*Activity*
What lines of the data below hold the string "options"? Copy each one out.
........
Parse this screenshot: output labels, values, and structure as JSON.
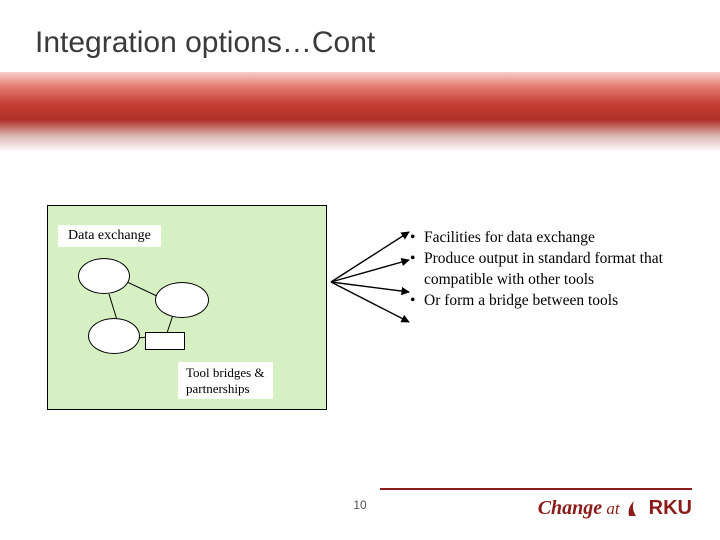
{
  "title": "Integration options…Cont",
  "diagram": {
    "data_exchange_label": "Data exchange",
    "tool_bridges_label": "Tool bridges &\npartnerships"
  },
  "bullets": [
    "Facilities for data exchange",
    "Produce output in standard format that compatible with other tools",
    "Or form a bridge between tools"
  ],
  "page_number": "10",
  "footer": {
    "brand_change": "Change",
    "brand_at": " at ",
    "brand_rku": "RKU"
  }
}
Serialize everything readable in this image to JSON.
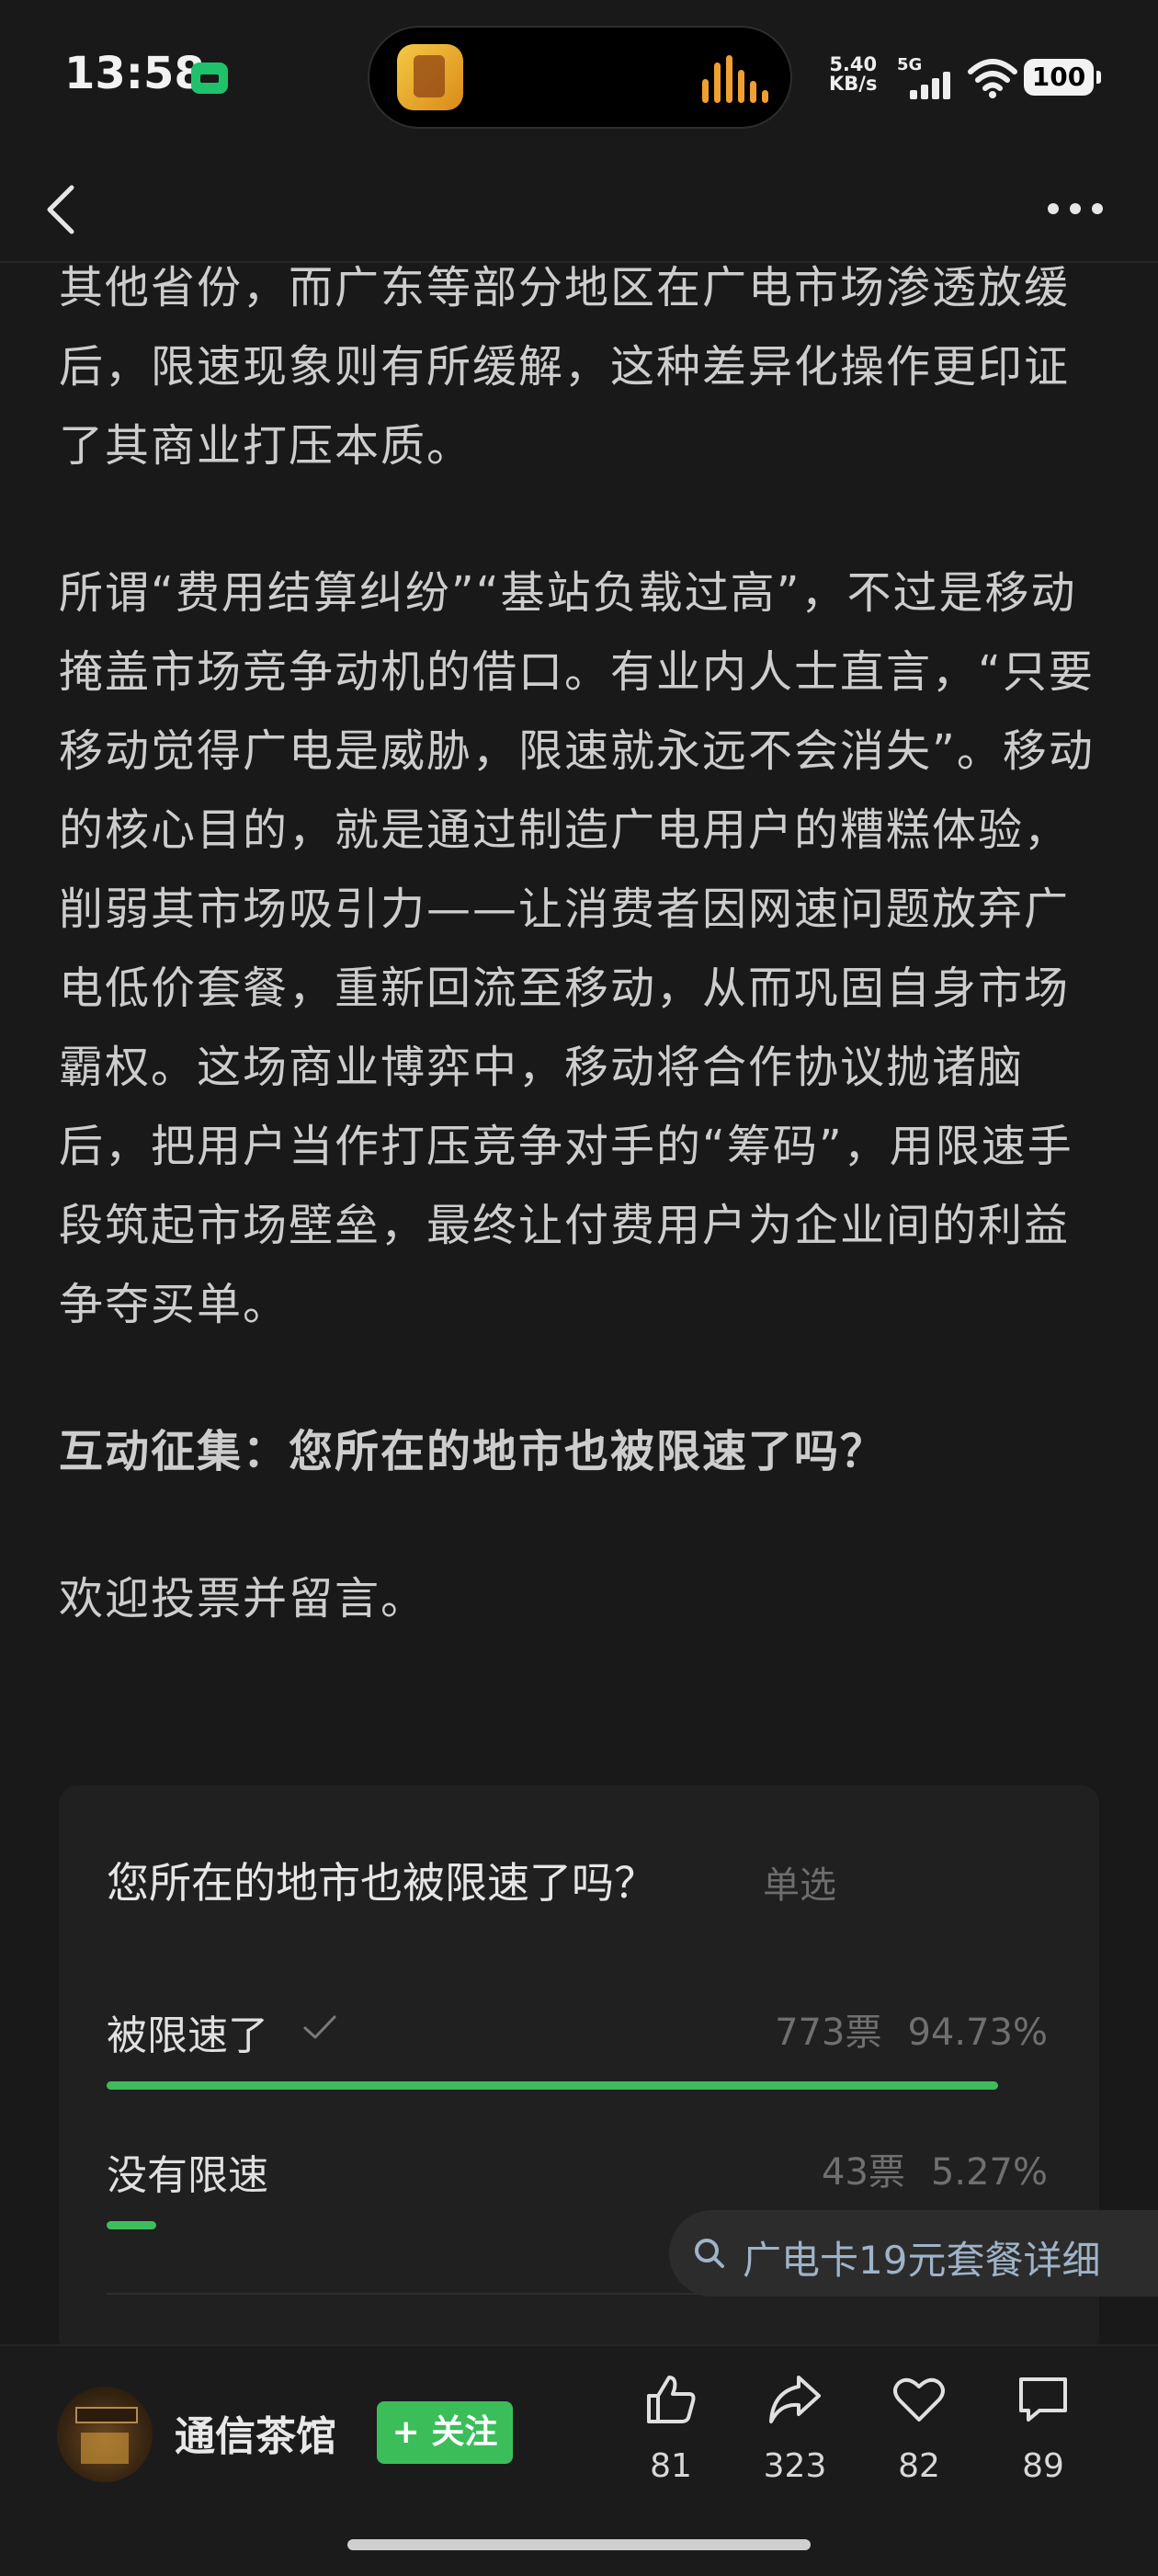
{
  "status_bar": {
    "time": "13:58",
    "net_speed_value": "5.40",
    "net_speed_unit": "KB/s",
    "network": "5G",
    "battery": "100"
  },
  "article": {
    "paragraphs": [
      "其他省份，而广东等部分地区在广电市场渗透放缓后，限速现象则有所缓解，这种差异化操作更印证了其商业打压本质。",
      "所谓“费用结算纠纷”“基站负载过高”，不过是移动掩盖市场竞争动机的借口。有业内人士直言，“只要移动觉得广电是威胁，限速就永远不会消失”。移动的核心目的，就是通过制造广电用户的糟糕体验，削弱其市场吸引力——让消费者因网速问题放弃广电低价套餐，重新回流至移动，从而巩固自身市场霸权。这场商业博弈中，移动将合作协议抛诸脑后，把用户当作打压竞争对手的“筹码”，用限速手段筑起市场壁垒，最终让付费用户为企业间的利益争夺买单。",
      "互动征集：您所在的地市也被限速了吗？",
      "欢迎投票并留言。"
    ]
  },
  "poll": {
    "question": "您所在的地市也被限速了吗？",
    "type": "单选",
    "options": [
      {
        "label": "被限速了",
        "votes": "773票",
        "percent": "94.73%",
        "share": 0.9473,
        "selected": true
      },
      {
        "label": "没有限速",
        "votes": "43票",
        "percent": "5.27%",
        "share": 0.0527,
        "selected": false
      }
    ]
  },
  "search_suggestion": "广电卡19元套餐详细",
  "bottom_bar": {
    "author": "通信茶馆",
    "follow_label": "+ 关注",
    "like_count": "81",
    "share_count": "323",
    "favorite_count": "82",
    "comment_count": "89"
  },
  "colors": {
    "background": "#191919",
    "accent_green": "#3bbd5a",
    "text": "#cdcdcd",
    "muted": "#6f6f6f"
  }
}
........
*Answer box*
  "title": "Integration options…Cont",
    "options": [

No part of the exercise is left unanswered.